(Task objective): Output the entries below so that they read exactly as they do now.

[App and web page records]
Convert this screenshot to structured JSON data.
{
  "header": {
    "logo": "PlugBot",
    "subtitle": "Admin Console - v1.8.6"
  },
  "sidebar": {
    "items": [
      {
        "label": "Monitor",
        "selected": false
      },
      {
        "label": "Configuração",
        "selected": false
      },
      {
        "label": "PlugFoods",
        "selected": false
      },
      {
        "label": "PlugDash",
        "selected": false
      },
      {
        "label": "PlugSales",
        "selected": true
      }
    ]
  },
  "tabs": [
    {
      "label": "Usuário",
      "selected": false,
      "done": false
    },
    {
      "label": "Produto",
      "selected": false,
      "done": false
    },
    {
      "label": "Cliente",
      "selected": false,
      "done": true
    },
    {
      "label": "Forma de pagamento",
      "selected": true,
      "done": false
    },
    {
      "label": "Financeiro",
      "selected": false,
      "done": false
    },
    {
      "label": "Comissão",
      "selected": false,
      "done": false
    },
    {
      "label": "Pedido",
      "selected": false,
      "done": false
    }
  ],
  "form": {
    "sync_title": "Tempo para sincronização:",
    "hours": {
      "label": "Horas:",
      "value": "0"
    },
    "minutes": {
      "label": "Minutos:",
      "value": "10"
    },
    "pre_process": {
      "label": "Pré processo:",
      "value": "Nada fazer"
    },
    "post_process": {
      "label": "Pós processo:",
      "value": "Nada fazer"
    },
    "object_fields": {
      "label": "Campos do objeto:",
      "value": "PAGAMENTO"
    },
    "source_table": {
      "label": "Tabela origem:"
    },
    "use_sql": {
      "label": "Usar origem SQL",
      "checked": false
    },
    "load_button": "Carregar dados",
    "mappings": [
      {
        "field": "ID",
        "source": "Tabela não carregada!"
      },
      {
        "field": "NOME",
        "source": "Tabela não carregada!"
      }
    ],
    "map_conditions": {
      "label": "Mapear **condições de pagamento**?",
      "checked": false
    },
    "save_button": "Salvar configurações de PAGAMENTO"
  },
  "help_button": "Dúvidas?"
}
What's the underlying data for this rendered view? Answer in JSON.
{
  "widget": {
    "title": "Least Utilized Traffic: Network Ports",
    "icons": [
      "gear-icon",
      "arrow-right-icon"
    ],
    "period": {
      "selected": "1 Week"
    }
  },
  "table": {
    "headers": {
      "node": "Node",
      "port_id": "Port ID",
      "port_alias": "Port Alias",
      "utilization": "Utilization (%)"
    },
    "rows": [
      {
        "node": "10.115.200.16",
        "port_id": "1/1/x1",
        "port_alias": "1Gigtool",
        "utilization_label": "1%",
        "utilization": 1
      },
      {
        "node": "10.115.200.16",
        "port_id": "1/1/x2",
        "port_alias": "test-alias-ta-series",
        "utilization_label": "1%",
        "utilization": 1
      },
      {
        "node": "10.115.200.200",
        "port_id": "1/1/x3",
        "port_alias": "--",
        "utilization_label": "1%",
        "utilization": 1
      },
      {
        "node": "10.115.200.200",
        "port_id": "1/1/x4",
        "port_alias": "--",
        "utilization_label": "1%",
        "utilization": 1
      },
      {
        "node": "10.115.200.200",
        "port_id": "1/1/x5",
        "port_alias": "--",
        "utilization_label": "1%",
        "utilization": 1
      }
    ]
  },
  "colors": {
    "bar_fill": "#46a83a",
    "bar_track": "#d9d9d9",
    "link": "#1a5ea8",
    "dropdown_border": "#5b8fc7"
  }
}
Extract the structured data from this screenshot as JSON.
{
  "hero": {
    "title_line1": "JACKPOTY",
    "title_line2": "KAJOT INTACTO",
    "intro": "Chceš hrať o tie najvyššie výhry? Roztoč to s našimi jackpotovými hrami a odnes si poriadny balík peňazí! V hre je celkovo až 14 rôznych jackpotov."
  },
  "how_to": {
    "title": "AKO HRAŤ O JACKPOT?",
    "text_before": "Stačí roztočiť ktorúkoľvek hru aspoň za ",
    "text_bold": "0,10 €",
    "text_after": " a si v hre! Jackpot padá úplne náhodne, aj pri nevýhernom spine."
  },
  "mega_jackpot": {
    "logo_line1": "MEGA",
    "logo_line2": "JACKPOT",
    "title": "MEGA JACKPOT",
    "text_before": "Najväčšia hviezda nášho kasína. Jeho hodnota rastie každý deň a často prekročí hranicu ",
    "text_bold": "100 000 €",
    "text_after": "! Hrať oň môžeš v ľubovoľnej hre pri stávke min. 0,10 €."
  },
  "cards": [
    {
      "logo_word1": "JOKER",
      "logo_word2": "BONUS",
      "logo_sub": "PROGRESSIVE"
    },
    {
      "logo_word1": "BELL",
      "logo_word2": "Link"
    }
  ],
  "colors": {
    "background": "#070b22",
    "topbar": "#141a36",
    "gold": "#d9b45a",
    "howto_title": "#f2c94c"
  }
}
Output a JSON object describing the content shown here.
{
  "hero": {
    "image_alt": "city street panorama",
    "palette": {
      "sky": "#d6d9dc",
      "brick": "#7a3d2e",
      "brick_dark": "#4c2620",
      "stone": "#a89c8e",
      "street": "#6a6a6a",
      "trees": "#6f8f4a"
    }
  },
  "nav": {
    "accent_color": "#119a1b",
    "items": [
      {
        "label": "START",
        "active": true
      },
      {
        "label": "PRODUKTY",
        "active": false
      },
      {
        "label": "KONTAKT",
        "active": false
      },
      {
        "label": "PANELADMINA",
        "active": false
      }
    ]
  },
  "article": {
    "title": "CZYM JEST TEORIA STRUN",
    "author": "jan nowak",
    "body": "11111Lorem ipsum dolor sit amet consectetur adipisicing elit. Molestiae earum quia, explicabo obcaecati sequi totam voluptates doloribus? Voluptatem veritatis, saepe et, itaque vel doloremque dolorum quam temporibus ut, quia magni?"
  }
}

(Written answer):
Convert this screenshot to structured JSON data.
{
  "header": {
    "logo": "PlugBot",
    "subtitle": "Admin Console - v1.8.6"
  },
  "sidebar": {
    "items": [
      {
        "label": "Monitor",
        "selected": false
      },
      {
        "label": "Configuração",
        "selected": false
      },
      {
        "label": "PlugFoods",
        "selected": false
      },
      {
        "label": "PlugDash",
        "selected": false
      },
      {
        "label": "PlugSales",
        "selected": true
      }
    ]
  },
  "tabs": [
    {
      "label": "Usuário",
      "selected": false,
      "done": false
    },
    {
      "label": "Produto",
      "selected": false,
      "done": false
    },
    {
      "label": "Cliente",
      "selected": false,
      "done": true
    },
    {
      "label": "Forma de pagamento",
      "selected": true,
      "done": false
    },
    {
      "label": "Financeiro",
      "selected": false,
      "done": false
    },
    {
      "label": "Comissão",
      "selected": false,
      "done": false
    },
    {
      "label": "Pedido",
      "selected": false,
      "done": false
    }
  ],
  "form": {
    "sync_title": "Tempo para sincronização:",
    "hours": {
      "label": "Horas:",
      "value": "0"
    },
    "minutes": {
      "label": "Minutos:",
      "value": "10"
    },
    "pre_process": {
      "label": "Pré processo:",
      "value": "Nada fazer"
    },
    "post_process": {
      "label": "Pós processo:",
      "value": "Nada fazer"
    },
    "object_fields": {
      "label": "Campos do objeto:",
      "value": "PAGAMENTO"
    },
    "source_table": {
      "label": "Tabela origem:"
    },
    "use_sql": {
      "label": "Usar origem SQL",
      "checked": false
    },
    "load_button": "Carregar dados",
    "mappings": [
      {
        "field": "ID",
        "source": "Tabela não carregada!"
      },
      {
        "field": "NOME",
        "source": "Tabela não carregada!"
      }
    ],
    "map_conditions": {
      "label": "Mapear **condições de pagamento**?",
      "checked": false
    },
    "save_button": "Salvar configurações de PAGAMENTO"
  },
  "help_button": "Dúvidas?"
}
What's the underlying data for this rendered view? Answer in JSON.
{
  "widget": {
    "title": "Least Utilized Traffic: Network Ports",
    "icons": [
      "gear-icon",
      "arrow-right-icon"
    ],
    "period": {
      "selected": "1 Week"
    }
  },
  "table": {
    "headers": {
      "node": "Node",
      "port_id": "Port ID",
      "port_alias": "Port Alias",
      "utilization": "Utilization (%)"
    },
    "rows": [
      {
        "node": "10.115.200.16",
        "port_id": "1/1/x1",
        "port_alias": "1Gigtool",
        "utilization_label": "1%",
        "utilization": 1
      },
      {
        "node": "10.115.200.16",
        "port_id": "1/1/x2",
        "port_alias": "test-alias-ta-series",
        "utilization_label": "1%",
        "utilization": 1
      },
      {
        "node": "10.115.200.200",
        "port_id": "1/1/x3",
        "port_alias": "--",
        "utilization_label": "1%",
        "utilization": 1
      },
      {
        "node": "10.115.200.200",
        "port_id": "1/1/x4",
        "port_alias": "--",
        "utilization_label": "1%",
        "utilization": 1
      },
      {
        "node": "10.115.200.200",
        "port_id": "1/1/x5",
        "port_alias": "--",
        "utilization_label": "1%",
        "utilization": 1
      }
    ]
  },
  "colors": {
    "bar_fill": "#46a83a",
    "bar_track": "#d9d9d9",
    "link": "#1a5ea8",
    "dropdown_border": "#5b8fc7"
  }
}
Extract the structured data from this screenshot as JSON.
{
  "hero": {
    "title_line1": "JACKPOTY",
    "title_line2": "KAJOT INTACTO",
    "intro": "Chceš hrať o tie najvyššie výhry? Roztoč to s našimi jackpotovými hrami a odnes si poriadny balík peňazí! V hre je celkovo až 14 rôznych jackpotov."
  },
  "how_to": {
    "title": "AKO HRAŤ O JACKPOT?",
    "text_before": "Stačí roztočiť ktorúkoľvek hru aspoň za ",
    "text_bold": "0,10 €",
    "text_after": " a si v hre! Jackpot padá úplne náhodne, aj pri nevýhernom spine."
  },
  "mega_jackpot": {
    "logo_line1": "MEGA",
    "logo_line2": "JACKPOT",
    "title": "MEGA JACKPOT",
    "text_before": "Najväčšia hviezda nášho kasína. Jeho hodnota rastie každý deň a často prekročí hranicu ",
    "text_bold": "100 000 €",
    "text_after": "! Hrať oň môžeš v ľubovoľnej hre pri stávke min. 0,10 €."
  },
  "cards": [
    {
      "logo_word1": "JOKER",
      "logo_word2": "BONUS",
      "logo_sub": "PROGRESSIVE"
    },
    {
      "logo_word1": "BELL",
      "logo_word2": "Link"
    }
  ],
  "colors": {
    "background": "#070b22",
    "topbar": "#141a36",
    "gold": "#d9b45a",
    "howto_title": "#f2c94c"
  }
}
Output a JSON object describing the content shown here.
{
  "hero": {
    "image_alt": "city street panorama",
    "palette": {
      "sky": "#d6d9dc",
      "brick": "#7a3d2e",
      "brick_dark": "#4c2620",
      "stone": "#a89c8e",
      "street": "#6a6a6a",
      "trees": "#6f8f4a"
    }
  },
  "nav": {
    "accent_color": "#119a1b",
    "items": [
      {
        "label": "START",
        "active": true
      },
      {
        "label": "PRODUKTY",
        "active": false
      },
      {
        "label": "KONTAKT",
        "active": false
      },
      {
        "label": "PANELADMINA",
        "active": false
      }
    ]
  },
  "article": {
    "title": "CZYM JEST TEORIA STRUN",
    "author": "jan nowak",
    "body": "11111Lorem ipsum dolor sit amet consectetur adipisicing elit. Molestiae earum quia, explicabo obcaecati sequi totam voluptates doloribus? Voluptatem veritatis, saepe et, itaque vel doloremque dolorum quam temporibus ut, quia magni?"
  }
}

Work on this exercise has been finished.